## EXERCISE PROMPT
The word "JSON" appears in some lines of the records below; state how many lines, and nothing else.

## RECORD EXCERPTS
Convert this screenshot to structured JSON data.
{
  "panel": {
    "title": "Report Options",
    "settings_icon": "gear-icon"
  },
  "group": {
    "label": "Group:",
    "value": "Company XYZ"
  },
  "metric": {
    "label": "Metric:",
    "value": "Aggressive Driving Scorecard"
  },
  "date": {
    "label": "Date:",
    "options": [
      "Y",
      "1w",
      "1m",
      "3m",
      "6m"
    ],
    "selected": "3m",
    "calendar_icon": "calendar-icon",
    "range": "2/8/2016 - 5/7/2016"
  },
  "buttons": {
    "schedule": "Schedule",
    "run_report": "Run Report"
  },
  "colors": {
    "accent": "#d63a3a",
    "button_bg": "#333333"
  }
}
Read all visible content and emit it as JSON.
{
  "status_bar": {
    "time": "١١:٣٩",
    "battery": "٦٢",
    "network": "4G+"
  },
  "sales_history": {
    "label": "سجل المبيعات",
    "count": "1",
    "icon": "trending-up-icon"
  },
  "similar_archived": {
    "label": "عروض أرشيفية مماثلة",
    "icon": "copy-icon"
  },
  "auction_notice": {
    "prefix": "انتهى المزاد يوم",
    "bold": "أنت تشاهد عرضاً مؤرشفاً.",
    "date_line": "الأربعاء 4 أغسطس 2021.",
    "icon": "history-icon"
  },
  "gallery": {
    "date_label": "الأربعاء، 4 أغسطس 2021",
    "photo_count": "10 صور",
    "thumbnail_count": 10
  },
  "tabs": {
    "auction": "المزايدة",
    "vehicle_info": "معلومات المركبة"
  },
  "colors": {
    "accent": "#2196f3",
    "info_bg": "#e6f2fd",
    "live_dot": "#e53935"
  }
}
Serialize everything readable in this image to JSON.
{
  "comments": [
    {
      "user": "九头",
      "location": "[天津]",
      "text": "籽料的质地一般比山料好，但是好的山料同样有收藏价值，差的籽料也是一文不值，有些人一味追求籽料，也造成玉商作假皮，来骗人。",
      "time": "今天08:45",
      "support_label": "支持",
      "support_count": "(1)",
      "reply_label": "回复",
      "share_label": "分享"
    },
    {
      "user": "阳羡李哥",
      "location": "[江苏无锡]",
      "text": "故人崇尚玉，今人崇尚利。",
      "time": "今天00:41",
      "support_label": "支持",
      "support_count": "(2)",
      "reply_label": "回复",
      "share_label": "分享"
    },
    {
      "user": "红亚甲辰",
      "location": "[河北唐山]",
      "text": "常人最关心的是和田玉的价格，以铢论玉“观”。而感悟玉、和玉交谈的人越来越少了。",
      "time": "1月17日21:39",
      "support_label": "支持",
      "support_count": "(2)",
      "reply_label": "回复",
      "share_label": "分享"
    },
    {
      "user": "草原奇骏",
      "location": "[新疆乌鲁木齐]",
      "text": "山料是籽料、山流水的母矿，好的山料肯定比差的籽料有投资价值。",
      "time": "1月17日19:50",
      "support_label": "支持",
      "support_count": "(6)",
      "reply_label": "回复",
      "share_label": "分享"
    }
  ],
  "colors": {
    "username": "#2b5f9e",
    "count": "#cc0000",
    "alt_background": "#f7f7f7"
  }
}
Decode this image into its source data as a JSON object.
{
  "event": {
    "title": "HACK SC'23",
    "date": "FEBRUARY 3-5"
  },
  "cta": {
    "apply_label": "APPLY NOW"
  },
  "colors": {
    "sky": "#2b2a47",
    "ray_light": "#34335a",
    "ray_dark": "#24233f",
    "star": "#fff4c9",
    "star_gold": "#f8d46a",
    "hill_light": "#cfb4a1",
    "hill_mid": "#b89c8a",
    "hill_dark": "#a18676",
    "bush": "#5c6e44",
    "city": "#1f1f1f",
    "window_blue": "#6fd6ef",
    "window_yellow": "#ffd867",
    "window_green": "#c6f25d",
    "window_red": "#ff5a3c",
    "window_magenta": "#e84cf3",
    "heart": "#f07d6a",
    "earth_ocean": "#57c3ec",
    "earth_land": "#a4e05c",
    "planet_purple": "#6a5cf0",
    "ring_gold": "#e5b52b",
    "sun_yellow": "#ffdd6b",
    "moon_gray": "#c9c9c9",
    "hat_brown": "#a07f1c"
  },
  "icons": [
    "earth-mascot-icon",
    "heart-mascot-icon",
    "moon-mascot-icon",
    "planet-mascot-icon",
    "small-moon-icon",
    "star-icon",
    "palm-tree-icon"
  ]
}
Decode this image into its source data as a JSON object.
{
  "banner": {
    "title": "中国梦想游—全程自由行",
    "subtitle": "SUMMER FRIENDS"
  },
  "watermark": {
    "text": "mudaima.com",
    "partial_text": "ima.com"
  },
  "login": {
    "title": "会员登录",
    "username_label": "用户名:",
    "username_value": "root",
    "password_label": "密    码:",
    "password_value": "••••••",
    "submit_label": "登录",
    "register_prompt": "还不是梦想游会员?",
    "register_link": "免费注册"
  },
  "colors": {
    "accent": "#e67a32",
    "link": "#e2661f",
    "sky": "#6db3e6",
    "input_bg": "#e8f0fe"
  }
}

## RESPONSE BELOW
5